(DATA LISTING)

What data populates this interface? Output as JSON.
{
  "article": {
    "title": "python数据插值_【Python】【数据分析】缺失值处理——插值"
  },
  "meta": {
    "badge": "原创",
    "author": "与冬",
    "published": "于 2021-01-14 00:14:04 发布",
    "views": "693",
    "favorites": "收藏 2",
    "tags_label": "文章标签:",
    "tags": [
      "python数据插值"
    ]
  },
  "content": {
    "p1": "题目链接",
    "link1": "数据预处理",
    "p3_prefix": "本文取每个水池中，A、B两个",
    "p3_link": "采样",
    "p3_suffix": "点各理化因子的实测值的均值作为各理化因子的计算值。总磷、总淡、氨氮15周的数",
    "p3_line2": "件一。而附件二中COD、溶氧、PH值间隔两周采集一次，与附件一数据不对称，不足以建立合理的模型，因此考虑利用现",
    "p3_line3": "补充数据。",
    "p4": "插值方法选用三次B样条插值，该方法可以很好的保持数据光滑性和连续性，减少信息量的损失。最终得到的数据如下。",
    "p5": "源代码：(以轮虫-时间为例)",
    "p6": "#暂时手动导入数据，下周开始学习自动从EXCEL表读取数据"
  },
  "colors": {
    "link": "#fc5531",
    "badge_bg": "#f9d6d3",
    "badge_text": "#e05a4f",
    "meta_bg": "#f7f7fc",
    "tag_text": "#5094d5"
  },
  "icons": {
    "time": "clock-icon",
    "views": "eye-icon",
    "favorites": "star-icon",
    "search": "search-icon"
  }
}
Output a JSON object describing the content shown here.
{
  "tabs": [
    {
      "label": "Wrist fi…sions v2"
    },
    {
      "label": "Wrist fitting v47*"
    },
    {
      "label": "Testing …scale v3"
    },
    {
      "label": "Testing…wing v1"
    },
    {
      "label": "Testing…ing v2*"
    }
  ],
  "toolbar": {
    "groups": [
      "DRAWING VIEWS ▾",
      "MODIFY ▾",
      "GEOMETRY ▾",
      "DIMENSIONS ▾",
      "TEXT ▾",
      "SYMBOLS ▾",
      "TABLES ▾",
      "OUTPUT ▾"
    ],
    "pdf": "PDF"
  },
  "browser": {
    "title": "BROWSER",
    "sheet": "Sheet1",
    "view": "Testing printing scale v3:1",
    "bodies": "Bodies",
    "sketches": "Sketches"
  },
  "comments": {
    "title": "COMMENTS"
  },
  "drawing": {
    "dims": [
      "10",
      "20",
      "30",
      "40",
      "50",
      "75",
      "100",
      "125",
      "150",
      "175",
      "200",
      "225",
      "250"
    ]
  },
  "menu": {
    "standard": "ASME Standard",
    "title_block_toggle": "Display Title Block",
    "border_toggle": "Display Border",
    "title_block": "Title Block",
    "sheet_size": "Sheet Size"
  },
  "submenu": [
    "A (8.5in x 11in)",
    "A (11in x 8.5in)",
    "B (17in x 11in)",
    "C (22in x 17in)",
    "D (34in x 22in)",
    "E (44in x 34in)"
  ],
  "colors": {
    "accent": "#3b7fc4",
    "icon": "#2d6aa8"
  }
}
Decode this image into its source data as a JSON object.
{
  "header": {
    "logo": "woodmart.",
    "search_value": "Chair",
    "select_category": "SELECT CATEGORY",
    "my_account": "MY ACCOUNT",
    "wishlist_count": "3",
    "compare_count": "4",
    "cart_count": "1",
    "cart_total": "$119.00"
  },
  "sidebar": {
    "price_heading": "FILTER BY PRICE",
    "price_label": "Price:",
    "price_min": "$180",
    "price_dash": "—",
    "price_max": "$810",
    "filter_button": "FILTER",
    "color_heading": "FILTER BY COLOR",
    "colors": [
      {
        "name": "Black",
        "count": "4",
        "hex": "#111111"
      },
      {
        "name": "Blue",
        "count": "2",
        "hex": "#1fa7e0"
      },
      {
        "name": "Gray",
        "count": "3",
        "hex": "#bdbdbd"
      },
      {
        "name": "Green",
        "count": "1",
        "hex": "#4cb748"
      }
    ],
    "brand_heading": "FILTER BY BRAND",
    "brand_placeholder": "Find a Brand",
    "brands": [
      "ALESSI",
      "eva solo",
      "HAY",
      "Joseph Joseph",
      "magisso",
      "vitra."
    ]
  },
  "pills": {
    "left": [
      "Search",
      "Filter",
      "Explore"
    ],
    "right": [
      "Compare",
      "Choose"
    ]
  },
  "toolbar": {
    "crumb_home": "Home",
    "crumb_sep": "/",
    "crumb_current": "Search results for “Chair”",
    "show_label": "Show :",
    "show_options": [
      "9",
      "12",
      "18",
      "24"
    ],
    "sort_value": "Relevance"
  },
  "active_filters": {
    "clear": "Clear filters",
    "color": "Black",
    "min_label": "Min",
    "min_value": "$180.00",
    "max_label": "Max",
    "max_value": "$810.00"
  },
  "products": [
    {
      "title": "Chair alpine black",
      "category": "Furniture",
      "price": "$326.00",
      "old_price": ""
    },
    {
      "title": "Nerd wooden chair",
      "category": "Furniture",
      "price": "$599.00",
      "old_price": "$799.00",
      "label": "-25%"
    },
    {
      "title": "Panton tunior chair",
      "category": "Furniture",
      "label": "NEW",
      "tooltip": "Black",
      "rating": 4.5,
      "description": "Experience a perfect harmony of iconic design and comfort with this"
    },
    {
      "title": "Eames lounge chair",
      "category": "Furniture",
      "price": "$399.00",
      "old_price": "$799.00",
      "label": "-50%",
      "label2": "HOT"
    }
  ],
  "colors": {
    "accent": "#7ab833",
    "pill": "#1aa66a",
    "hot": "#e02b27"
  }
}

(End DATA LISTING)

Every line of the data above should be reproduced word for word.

**TASK OUTPUT**
What data populates this interface? Output as JSON.
{
  "article": {
    "title": "python数据插值_【Python】【数据分析】缺失值处理——插值"
  },
  "meta": {
    "badge": "原创",
    "author": "与冬",
    "published": "于 2021-01-14 00:14:04 发布",
    "views": "693",
    "favorites": "收藏 2",
    "tags_label": "文章标签:",
    "tags": [
      "python数据插值"
    ]
  },
  "content": {
    "p1": "题目链接",
    "link1": "数据预处理",
    "p3_prefix": "本文取每个水池中，A、B两个",
    "p3_link": "采样",
    "p3_suffix": "点各理化因子的实测值的均值作为各理化因子的计算值。总磷、总淡、氨氮15周的数",
    "p3_line2": "件一。而附件二中COD、溶氧、PH值间隔两周采集一次，与附件一数据不对称，不足以建立合理的模型，因此考虑利用现",
    "p3_line3": "补充数据。",
    "p4": "插值方法选用三次B样条插值，该方法可以很好的保持数据光滑性和连续性，减少信息量的损失。最终得到的数据如下。",
    "p5": "源代码：(以轮虫-时间为例)",
    "p6": "#暂时手动导入数据，下周开始学习自动从EXCEL表读取数据"
  },
  "colors": {
    "link": "#fc5531",
    "badge_bg": "#f9d6d3",
    "badge_text": "#e05a4f",
    "meta_bg": "#f7f7fc",
    "tag_text": "#5094d5"
  },
  "icons": {
    "time": "clock-icon",
    "views": "eye-icon",
    "favorites": "star-icon",
    "search": "search-icon"
  }
}
Output a JSON object describing the content shown here.
{
  "tabs": [
    {
      "label": "Wrist fi…sions v2"
    },
    {
      "label": "Wrist fitting v47*"
    },
    {
      "label": "Testing …scale v3"
    },
    {
      "label": "Testing…wing v1"
    },
    {
      "label": "Testing…ing v2*"
    }
  ],
  "toolbar": {
    "groups": [
      "DRAWING VIEWS ▾",
      "MODIFY ▾",
      "GEOMETRY ▾",
      "DIMENSIONS ▾",
      "TEXT ▾",
      "SYMBOLS ▾",
      "TABLES ▾",
      "OUTPUT ▾"
    ],
    "pdf": "PDF"
  },
  "browser": {
    "title": "BROWSER",
    "sheet": "Sheet1",
    "view": "Testing printing scale v3:1",
    "bodies": "Bodies",
    "sketches": "Sketches"
  },
  "comments": {
    "title": "COMMENTS"
  },
  "drawing": {
    "dims": [
      "10",
      "20",
      "30",
      "40",
      "50",
      "75",
      "100",
      "125",
      "150",
      "175",
      "200",
      "225",
      "250"
    ]
  },
  "menu": {
    "standard": "ASME Standard",
    "title_block_toggle": "Display Title Block",
    "border_toggle": "Display Border",
    "title_block": "Title Block",
    "sheet_size": "Sheet Size"
  },
  "submenu": [
    "A (8.5in x 11in)",
    "A (11in x 8.5in)",
    "B (17in x 11in)",
    "C (22in x 17in)",
    "D (34in x 22in)",
    "E (44in x 34in)"
  ],
  "colors": {
    "accent": "#3b7fc4",
    "icon": "#2d6aa8"
  }
}
Decode this image into its source data as a JSON object.
{
  "header": {
    "logo": "woodmart.",
    "search_value": "Chair",
    "select_category": "SELECT CATEGORY",
    "my_account": "MY ACCOUNT",
    "wishlist_count": "3",
    "compare_count": "4",
    "cart_count": "1",
    "cart_total": "$119.00"
  },
  "sidebar": {
    "price_heading": "FILTER BY PRICE",
    "price_label": "Price:",
    "price_min": "$180",
    "price_dash": "—",
    "price_max": "$810",
    "filter_button": "FILTER",
    "color_heading": "FILTER BY COLOR",
    "colors": [
      {
        "name": "Black",
        "count": "4",
        "hex": "#111111"
      },
      {
        "name": "Blue",
        "count": "2",
        "hex": "#1fa7e0"
      },
      {
        "name": "Gray",
        "count": "3",
        "hex": "#bdbdbd"
      },
      {
        "name": "Green",
        "count": "1",
        "hex": "#4cb748"
      }
    ],
    "brand_heading": "FILTER BY BRAND",
    "brand_placeholder": "Find a Brand",
    "brands": [
      "ALESSI",
      "eva solo",
      "HAY",
      "Joseph Joseph",
      "magisso",
      "vitra."
    ]
  },
  "pills": {
    "left": [
      "Search",
      "Filter",
      "Explore"
    ],
    "right": [
      "Compare",
      "Choose"
    ]
  },
  "toolbar": {
    "crumb_home": "Home",
    "crumb_sep": "/",
    "crumb_current": "Search results for “Chair”",
    "show_label": "Show :",
    "show_options": [
      "9",
      "12",
      "18",
      "24"
    ],
    "sort_value": "Relevance"
  },
  "active_filters": {
    "clear": "Clear filters",
    "color": "Black",
    "min_label": "Min",
    "min_value": "$180.00",
    "max_label": "Max",
    "max_value": "$810.00"
  },
  "products": [
    {
      "title": "Chair alpine black",
      "category": "Furniture",
      "price": "$326.00",
      "old_price": ""
    },
    {
      "title": "Nerd wooden chair",
      "category": "Furniture",
      "price": "$599.00",
      "old_price": "$799.00",
      "label": "-25%"
    },
    {
      "title": "Panton tunior chair",
      "category": "Furniture",
      "label": "NEW",
      "tooltip": "Black",
      "rating": 4.5,
      "description": "Experience a perfect harmony of iconic design and comfort with this"
    },
    {
      "title": "Eames lounge chair",
      "category": "Furniture",
      "price": "$399.00",
      "old_price": "$799.00",
      "label": "-50%",
      "label2": "HOT"
    }
  ],
  "colors": {
    "accent": "#7ab833",
    "pill": "#1aa66a",
    "hot": "#e02b27"
  }
}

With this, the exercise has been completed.